Task goal: Look through the listing below and say how many lines contain the word "Volet". Nothing else belongs in the reply.

Supplied data:

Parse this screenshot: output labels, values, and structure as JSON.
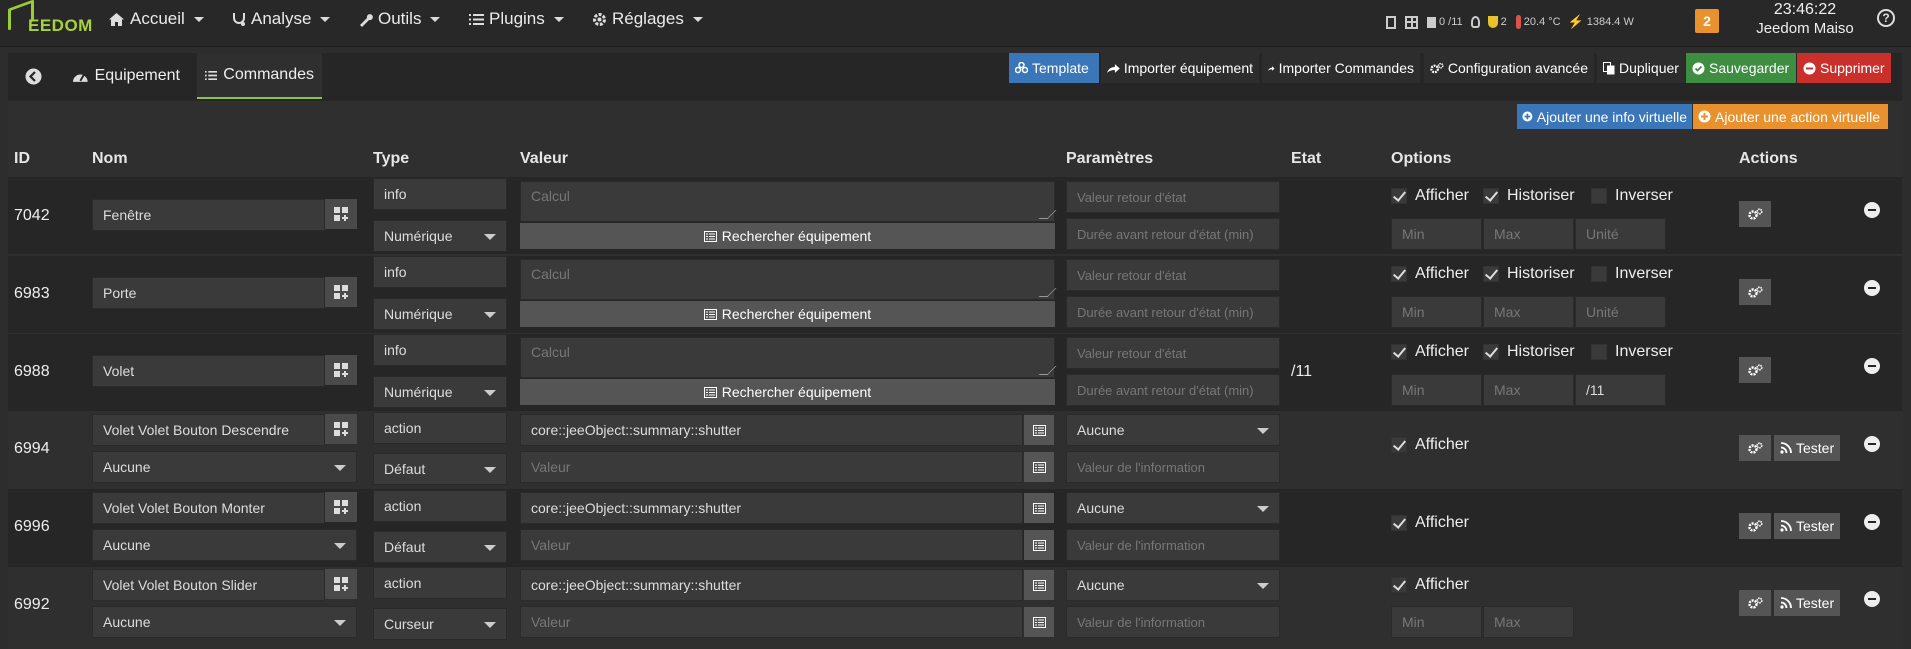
{
  "navbar": {
    "logo": "EEDOM",
    "menu": [
      "Accueil",
      "Analyse",
      "Outils",
      "Plugins",
      "Réglages"
    ],
    "status": {
      "summary1": "0 /11",
      "summary2": "2",
      "temp": "20.4 °C",
      "power": "1384.4 W"
    },
    "notif_count": "2",
    "time": "23:46:22",
    "name": "Jeedom Maiso"
  },
  "tabs": [
    "Equipement",
    "Commandes"
  ],
  "toolbar": [
    {
      "label": "Template",
      "color": "#3a76b8",
      "icon": "template-icon"
    },
    {
      "label": "Importer équipement",
      "color": "#2d2d2d",
      "icon": "share-icon"
    },
    {
      "label": "Importer Commandes",
      "color": "#2d2d2d",
      "icon": "share-icon"
    },
    {
      "label": "Configuration avancée",
      "color": "#2d2d2d",
      "icon": "cogs-icon"
    },
    {
      "label": "Dupliquer",
      "color": "#2d2d2d",
      "icon": "copy-icon"
    },
    {
      "label": "Sauvegarder",
      "color": "#3e8e41",
      "icon": "check-circle-icon"
    },
    {
      "label": "Supprimer",
      "color": "#c9302c",
      "icon": "minus-circle-icon"
    }
  ],
  "add_buttons": {
    "info": "Ajouter une info virtuelle",
    "action": "Ajouter une action virtuelle"
  },
  "headers": {
    "id": "ID",
    "nom": "Nom",
    "type": "Type",
    "valeur": "Valeur",
    "parametres": "Paramètres",
    "etat": "Etat",
    "options": "Options",
    "actions": "Actions"
  },
  "placeholders": {
    "calcul": "Calcul",
    "retour": "Valeur retour d'état",
    "duree": "Durée avant retour d'état (min)",
    "min": "Min",
    "max": "Max",
    "unite": "Unité",
    "valeur": "Valeur",
    "valeur_info": "Valeur de l'information"
  },
  "labels": {
    "rechercher": "Rechercher équipement",
    "afficher": "Afficher",
    "historiser": "Historiser",
    "inverser": "Inverser",
    "tester": "Tester"
  },
  "info_rows": [
    {
      "id": "7042",
      "nom": "Fenêtre",
      "type": "info",
      "subtype": "Numérique",
      "etat": "",
      "unite": ""
    },
    {
      "id": "6983",
      "nom": "Porte",
      "type": "info",
      "subtype": "Numérique",
      "etat": "",
      "unite": ""
    },
    {
      "id": "6988",
      "nom": "Volet",
      "type": "info",
      "subtype": "Numérique",
      "etat": "/11",
      "unite": "/11"
    }
  ],
  "action_rows": [
    {
      "id": "6994",
      "nom": "Volet Volet Bouton Descendre",
      "info": "Aucune",
      "type": "action",
      "subtype": "Défaut",
      "valeur": "core::jeeObject::summary::shutter",
      "param": "Aucune"
    },
    {
      "id": "6996",
      "nom": "Volet Volet Bouton Monter",
      "info": "Aucune",
      "type": "action",
      "subtype": "Défaut",
      "valeur": "core::jeeObject::summary::shutter",
      "param": "Aucune"
    },
    {
      "id": "6992",
      "nom": "Volet Volet Bouton Slider",
      "info": "Aucune",
      "type": "action",
      "subtype": "Curseur",
      "valeur": "core::jeeObject::summary::shutter",
      "param": "Aucune"
    }
  ]
}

Your solution: 4